Material provided =>
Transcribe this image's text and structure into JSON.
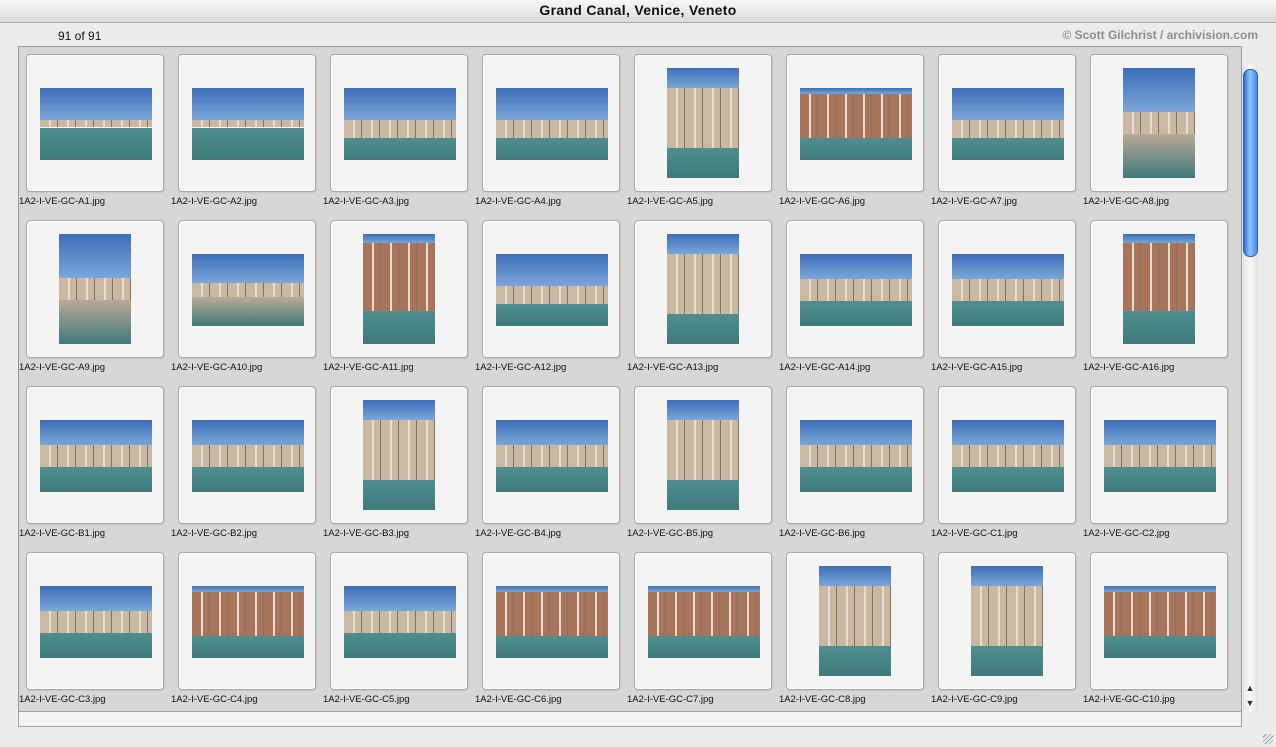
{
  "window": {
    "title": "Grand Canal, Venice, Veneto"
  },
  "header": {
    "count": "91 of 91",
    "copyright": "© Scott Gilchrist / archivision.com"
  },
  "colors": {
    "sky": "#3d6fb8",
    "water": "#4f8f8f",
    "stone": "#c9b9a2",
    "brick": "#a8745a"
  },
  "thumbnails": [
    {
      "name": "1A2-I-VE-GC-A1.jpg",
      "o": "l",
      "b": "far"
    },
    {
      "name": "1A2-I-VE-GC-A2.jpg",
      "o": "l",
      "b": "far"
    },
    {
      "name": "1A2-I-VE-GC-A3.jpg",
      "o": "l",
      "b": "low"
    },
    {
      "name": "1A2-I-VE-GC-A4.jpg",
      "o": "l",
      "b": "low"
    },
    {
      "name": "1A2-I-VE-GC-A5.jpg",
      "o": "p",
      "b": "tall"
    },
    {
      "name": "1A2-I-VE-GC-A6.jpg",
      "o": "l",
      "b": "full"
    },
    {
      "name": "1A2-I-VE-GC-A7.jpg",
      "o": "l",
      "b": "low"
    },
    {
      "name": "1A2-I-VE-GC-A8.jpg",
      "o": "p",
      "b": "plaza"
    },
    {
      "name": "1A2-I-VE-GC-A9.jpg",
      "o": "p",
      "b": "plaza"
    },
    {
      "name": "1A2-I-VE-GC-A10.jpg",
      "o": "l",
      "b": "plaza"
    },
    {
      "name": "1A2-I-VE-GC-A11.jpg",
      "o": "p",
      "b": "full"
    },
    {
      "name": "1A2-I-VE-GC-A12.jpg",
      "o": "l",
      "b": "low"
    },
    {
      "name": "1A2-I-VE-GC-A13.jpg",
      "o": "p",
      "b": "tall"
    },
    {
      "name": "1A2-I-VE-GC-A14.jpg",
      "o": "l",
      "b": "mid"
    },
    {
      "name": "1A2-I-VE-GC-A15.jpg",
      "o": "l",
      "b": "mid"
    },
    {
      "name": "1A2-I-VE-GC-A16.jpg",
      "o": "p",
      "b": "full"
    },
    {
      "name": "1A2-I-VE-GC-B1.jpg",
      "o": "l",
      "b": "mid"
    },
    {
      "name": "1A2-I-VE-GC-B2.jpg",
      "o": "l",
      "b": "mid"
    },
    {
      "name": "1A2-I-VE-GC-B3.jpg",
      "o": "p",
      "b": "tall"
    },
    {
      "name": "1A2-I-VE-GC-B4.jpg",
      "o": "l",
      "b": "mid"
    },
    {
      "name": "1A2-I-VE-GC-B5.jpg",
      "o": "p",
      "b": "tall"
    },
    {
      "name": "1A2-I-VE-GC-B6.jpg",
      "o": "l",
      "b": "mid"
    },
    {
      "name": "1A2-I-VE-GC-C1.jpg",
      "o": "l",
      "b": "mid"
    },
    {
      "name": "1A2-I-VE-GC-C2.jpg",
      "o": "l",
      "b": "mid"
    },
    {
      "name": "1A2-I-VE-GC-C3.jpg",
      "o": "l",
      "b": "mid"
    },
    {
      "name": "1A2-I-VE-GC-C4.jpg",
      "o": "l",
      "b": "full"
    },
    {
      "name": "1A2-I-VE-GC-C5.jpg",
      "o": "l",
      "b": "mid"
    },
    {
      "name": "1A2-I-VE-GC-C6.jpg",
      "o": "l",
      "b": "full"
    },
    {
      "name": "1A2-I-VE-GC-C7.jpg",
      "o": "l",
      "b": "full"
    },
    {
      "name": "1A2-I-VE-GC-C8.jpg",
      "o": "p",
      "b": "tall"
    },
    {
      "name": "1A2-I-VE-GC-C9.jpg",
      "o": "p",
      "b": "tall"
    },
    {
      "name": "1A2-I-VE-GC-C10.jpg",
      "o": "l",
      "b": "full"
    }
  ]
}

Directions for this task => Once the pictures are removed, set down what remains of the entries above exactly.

Answer below =>
Transcribe this image's text and structure into JSON.
{
  "window": {
    "title": "Grand Canal, Venice, Veneto"
  },
  "header": {
    "count": "91 of 91",
    "copyright": "© Scott Gilchrist / archivision.com"
  },
  "colors": {
    "sky": "#3d6fb8",
    "water": "#4f8f8f",
    "stone": "#c9b9a2",
    "brick": "#a8745a"
  },
  "thumbnails": [
    {
      "name": "1A2-I-VE-GC-A1.jpg",
      "o": "l",
      "b": "far"
    },
    {
      "name": "1A2-I-VE-GC-A2.jpg",
      "o": "l",
      "b": "far"
    },
    {
      "name": "1A2-I-VE-GC-A3.jpg",
      "o": "l",
      "b": "low"
    },
    {
      "name": "1A2-I-VE-GC-A4.jpg",
      "o": "l",
      "b": "low"
    },
    {
      "name": "1A2-I-VE-GC-A5.jpg",
      "o": "p",
      "b": "tall"
    },
    {
      "name": "1A2-I-VE-GC-A6.jpg",
      "o": "l",
      "b": "full"
    },
    {
      "name": "1A2-I-VE-GC-A7.jpg",
      "o": "l",
      "b": "low"
    },
    {
      "name": "1A2-I-VE-GC-A8.jpg",
      "o": "p",
      "b": "plaza"
    },
    {
      "name": "1A2-I-VE-GC-A9.jpg",
      "o": "p",
      "b": "plaza"
    },
    {
      "name": "1A2-I-VE-GC-A10.jpg",
      "o": "l",
      "b": "plaza"
    },
    {
      "name": "1A2-I-VE-GC-A11.jpg",
      "o": "p",
      "b": "full"
    },
    {
      "name": "1A2-I-VE-GC-A12.jpg",
      "o": "l",
      "b": "low"
    },
    {
      "name": "1A2-I-VE-GC-A13.jpg",
      "o": "p",
      "b": "tall"
    },
    {
      "name": "1A2-I-VE-GC-A14.jpg",
      "o": "l",
      "b": "mid"
    },
    {
      "name": "1A2-I-VE-GC-A15.jpg",
      "o": "l",
      "b": "mid"
    },
    {
      "name": "1A2-I-VE-GC-A16.jpg",
      "o": "p",
      "b": "full"
    },
    {
      "name": "1A2-I-VE-GC-B1.jpg",
      "o": "l",
      "b": "mid"
    },
    {
      "name": "1A2-I-VE-GC-B2.jpg",
      "o": "l",
      "b": "mid"
    },
    {
      "name": "1A2-I-VE-GC-B3.jpg",
      "o": "p",
      "b": "tall"
    },
    {
      "name": "1A2-I-VE-GC-B4.jpg",
      "o": "l",
      "b": "mid"
    },
    {
      "name": "1A2-I-VE-GC-B5.jpg",
      "o": "p",
      "b": "tall"
    },
    {
      "name": "1A2-I-VE-GC-B6.jpg",
      "o": "l",
      "b": "mid"
    },
    {
      "name": "1A2-I-VE-GC-C1.jpg",
      "o": "l",
      "b": "mid"
    },
    {
      "name": "1A2-I-VE-GC-C2.jpg",
      "o": "l",
      "b": "mid"
    },
    {
      "name": "1A2-I-VE-GC-C3.jpg",
      "o": "l",
      "b": "mid"
    },
    {
      "name": "1A2-I-VE-GC-C4.jpg",
      "o": "l",
      "b": "full"
    },
    {
      "name": "1A2-I-VE-GC-C5.jpg",
      "o": "l",
      "b": "mid"
    },
    {
      "name": "1A2-I-VE-GC-C6.jpg",
      "o": "l",
      "b": "full"
    },
    {
      "name": "1A2-I-VE-GC-C7.jpg",
      "o": "l",
      "b": "full"
    },
    {
      "name": "1A2-I-VE-GC-C8.jpg",
      "o": "p",
      "b": "tall"
    },
    {
      "name": "1A2-I-VE-GC-C9.jpg",
      "o": "p",
      "b": "tall"
    },
    {
      "name": "1A2-I-VE-GC-C10.jpg",
      "o": "l",
      "b": "full"
    }
  ]
}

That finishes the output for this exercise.